Directed by Fred Zinnemann
Written by Sonya Levien & William Ludwig
The exploration of genre is the entire reason that I’ve dove head first into nearly 400 western titles. Genre is an endlessly fascinating thing to explore, but one of the best elements of this exploration is when genres cross over. In the instance of Oklahoma!, we get a musical western. Or is it a western musical? Well, I’ll let you be the judge, but for the purposes of this review, it doesn’t really matter (although I would say western musical). It’s the opportunity to see how the genres might work together, how they complement each other in exploring the tropes, elements and stories that are essential to both westerns and musicals, and see how much overlap there might actually be. I know for some time now, I’ve been exploring and writing about westerns, but musicals are one of my favorite genres too, so you could say I was excited to finally catch up with a pretty well-known and beloved musical in Oklahoma!.
Curly (Gordon MacRae) is a bubbly cowboy who likes singing about his wonderful mornings as he hopes to court the lovely Laurey (Shirley Jones). But playing too coy for his own good, Curly loses Laurey, who ends up agreeing to the box social with the questionable farmhand Jud (Rod Steiger) instead. Meanwhile, Ado Annie (Gloria Grahame) is another lovely young woman, being courted by the travelling salesman Ali Hakim (Eddie Albert), who is really a womanizer who’d rather not be stuck with Annie at the alter, trying to push her off to the swooning cowboy Will Parker (Gene Nelson) instead. The whole group ends up coming head to head in their pursuits during the box social, singing along the way, as they hope to end up with their one true love and not get stuck either emptyhanded or without their desired match.
As far as famous musicals go, Oklahoma! is probably somewhere in the middle, certainly being a notable Rodgers & Hammerstein joint, but not among the elite in Hollywood history. I was even surprised somewhat to see on Letterboxd that the film is not beloved by any of my film friends, because I managed to enjoy it quite a bit. Like my first sentence, I wouldn’t consider it a must-see classic musical, but the songs were certainly memorable and enjoyable throughout, and the cinematography was beautiful color from start to finish. The story is somewhat take it or leave it for me, being a little run of the mill, and featuring a cast that doesn’t seem too overpowering in terms of star power. There is no true anchor to this cast to really draw you to the film, and into it. But across the board the cast is good, the story is good and the production is good.

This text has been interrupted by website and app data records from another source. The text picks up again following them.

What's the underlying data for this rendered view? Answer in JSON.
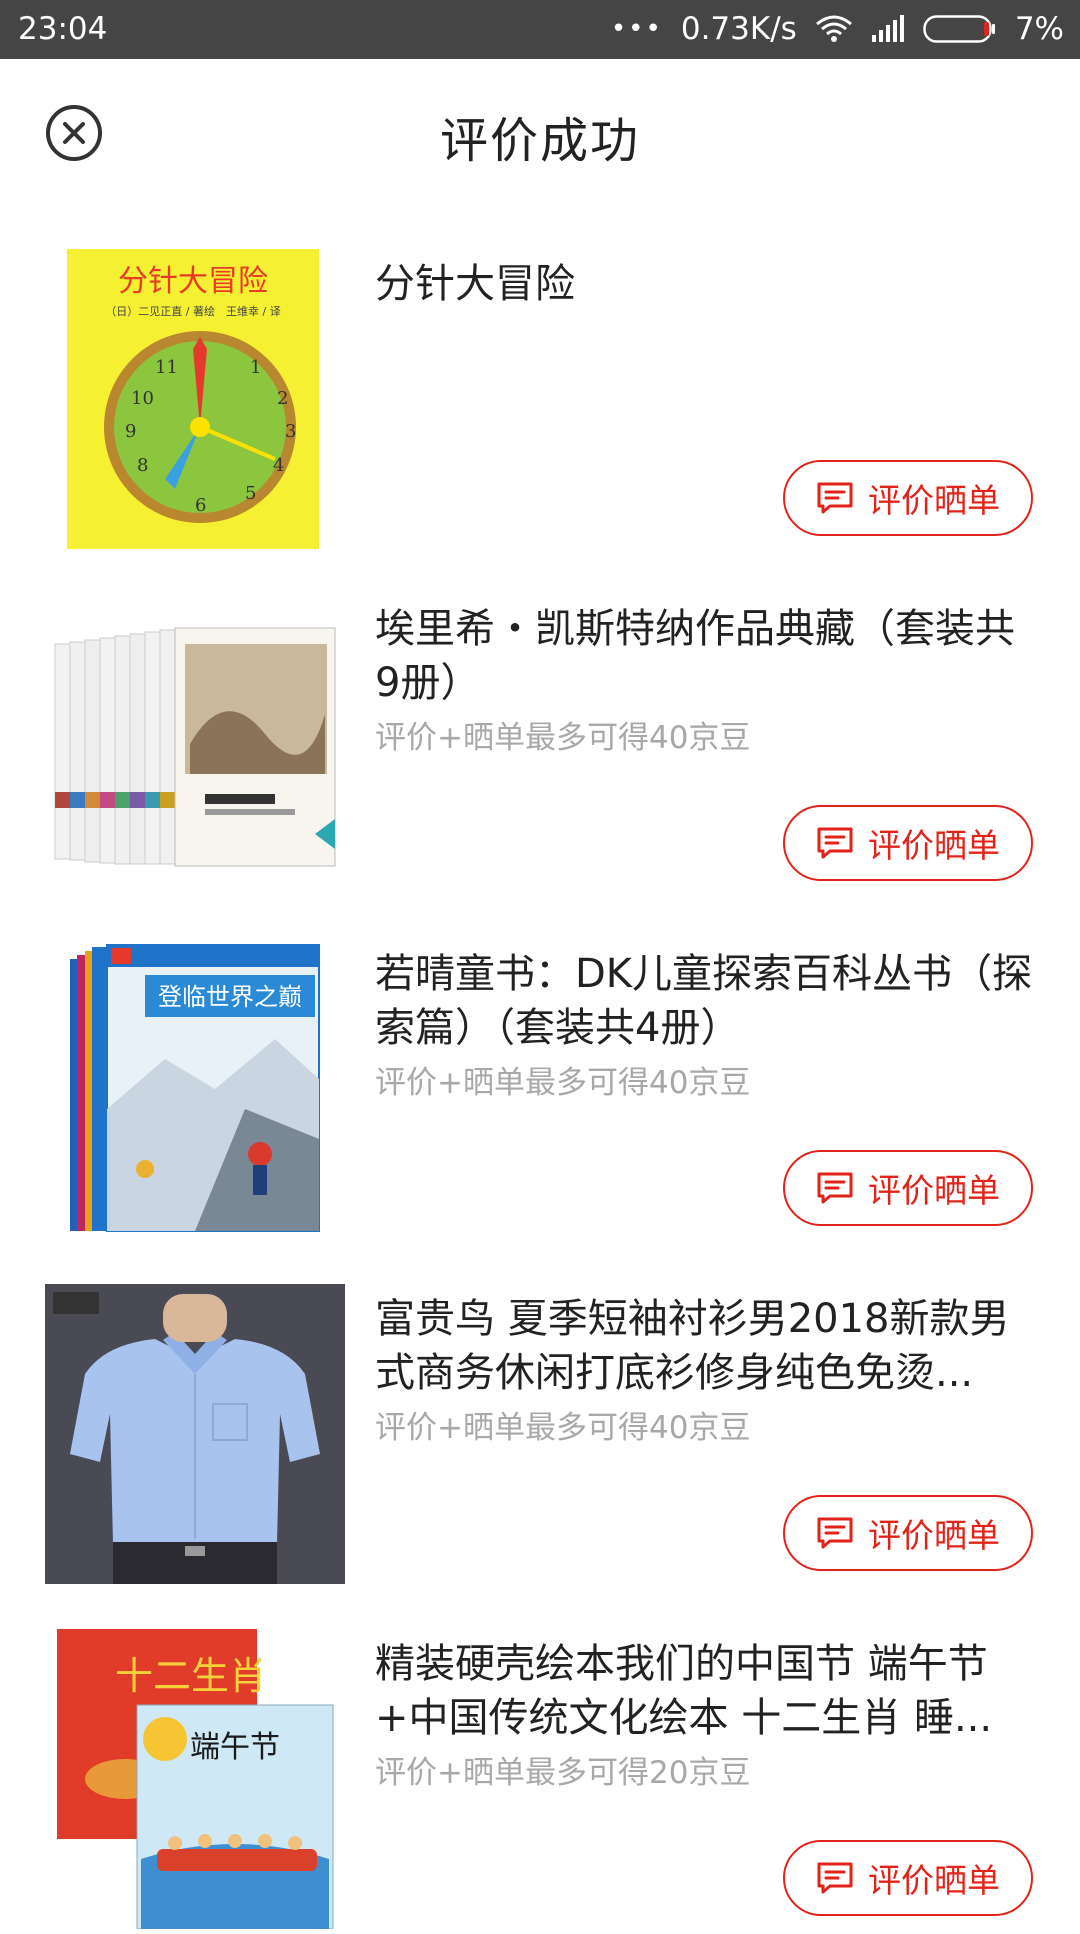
{
  "status_bar": {
    "time": "23:04",
    "dots": "•••",
    "speed": "0.73K/s",
    "battery": "7%"
  },
  "header": {
    "title": "评价成功",
    "close_icon": "close-circle-icon"
  },
  "colors": {
    "accent": "#e2231a",
    "status_bar_bg": "#454545",
    "muted_text": "#a8a8a8"
  },
  "items": [
    {
      "title": "分针大冒险",
      "reward": "",
      "button_label": "评价晒单",
      "button_icon": "comment-icon"
    },
    {
      "title": "埃里希・凯斯特纳作品典藏（套装共9册）",
      "reward": "评价+晒单最多可得40京豆",
      "button_label": "评价晒单",
      "button_icon": "comment-icon"
    },
    {
      "title": "若晴童书：DK儿童探索百科丛书（探索篇）（套装共4册）",
      "reward": "评价+晒单最多可得40京豆",
      "button_label": "评价晒单",
      "button_icon": "comment-icon"
    },
    {
      "title": "富贵鸟 夏季短袖衬衫男2018新款男式商务休闲打底衫修身纯色免烫...",
      "reward": "评价+晒单最多可得40京豆",
      "button_label": "评价晒单",
      "button_icon": "comment-icon"
    },
    {
      "title": "精装硬壳绘本我们的中国节 端午节+中国传统文化绘本 十二生肖 睡...",
      "reward": "评价+晒单最多可得20京豆",
      "button_label": "评价晒单",
      "button_icon": "comment-icon"
    }
  ]
}
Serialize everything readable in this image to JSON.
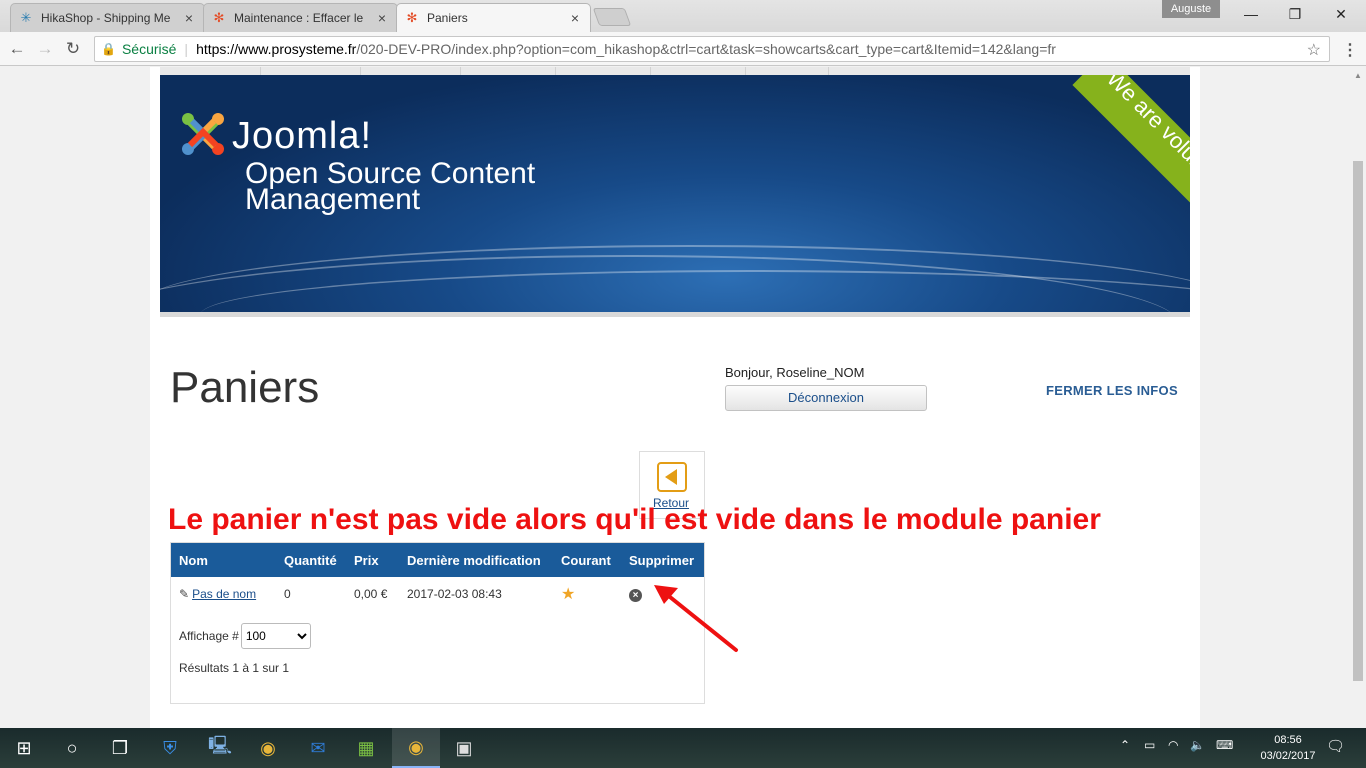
{
  "browser": {
    "tabs": [
      {
        "title": "HikaShop - Shipping Me",
        "favicon": "hikashop-icon"
      },
      {
        "title": "Maintenance : Effacer le",
        "favicon": "joomla-icon"
      },
      {
        "title": "Paniers",
        "favicon": "joomla-icon"
      }
    ],
    "profile_name": "Auguste",
    "secure_label": "Sécurisé",
    "url_host": "https://www.prosysteme.fr",
    "url_rest": "/020-DEV-PRO/index.php?option=com_hikashop&ctrl=cart&task=showcarts&cart_type=cart&Itemid=142&lang=fr"
  },
  "banner": {
    "brand": "Joomla!",
    "tagline_line1": "Open Source Content",
    "tagline_line2": "Management",
    "ribbon": "We are volunteers !"
  },
  "page": {
    "title": "Paniers",
    "greeting": "Bonjour, Roseline_NOM",
    "logout_label": "Déconnexion",
    "close_info_label": "FERMER LES INFOS",
    "back_label": "Retour"
  },
  "annotation": "Le panier n'est pas vide alors qu'il est vide dans le module panier",
  "cart_table": {
    "headers": [
      "Nom",
      "Quantité",
      "Prix",
      "Dernière modification",
      "Courant",
      "Supprimer"
    ],
    "rows": [
      {
        "name": "Pas de nom",
        "quantity": "0",
        "price": "0,00 €",
        "modified": "2017-02-03 08:43"
      }
    ],
    "display_label": "Affichage #",
    "display_value": "100",
    "results": "Résultats 1 à 1 sur 1"
  },
  "taskbar": {
    "time": "08:56",
    "date": "03/02/2017"
  },
  "colors": {
    "table_header": "#1a5b9a",
    "annotation": "#ee1111",
    "ribbon": "#86b21c"
  }
}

The main attraction here is the music and songs, which are very catchy and like earworms. Having never seen the film/musical before, I was surprised by how many of the songs seemed familiar or like I already knew them. The cast really delivers them with a lot of passion and energy which translates to the production of the film. Interestingly, I watched the Todd-AO version of the film, as opposed to the long accepted CinemaScope version. Reportedly, the Todd-AO version was the original version of the film, which features more energetic performances, as they had to shoot the film twice for both formats, with the second take being for CinemaScope, when the performers were often slightly winded and a little more tired from additional shooting. Whether that’s true or not, it’s a fun bit of trivia for the film. And it does look beautiful on Blu Ray as a result.
Sure, some of the gender dynamics, etc. haven’t aged well, but this is a story about rural folk in Oklahoma in the 19th century. I don’t think I need to hold the film to some higher standard, historical context helps answer my questions in that regard, and there is nothing too atrocious to turn me off from the story anyway. There is a sequence in the middle of the film, a dream sequence which is slow, slogs on and kind of derails the narrative, but it doesn’t feel very far off from the “Broadway Melody” sequence in one of my favorite films, Singin’ in the Rain. This film is not as good as that one, and even the sequence isn’t as good as “Broadway Melody”, but there are some elements that are impressive in terms of choreography, and the rest of the film worked enough for me to largely ignore the dream sequence and not let it derail everything else I managed to enjoy from the rest of the film, much the same way that “Broadway Melody” doesn’t ruin Singin’ in the Rain for me either. I certainly seem higher than most on the film, but I definitely had a wonderful time.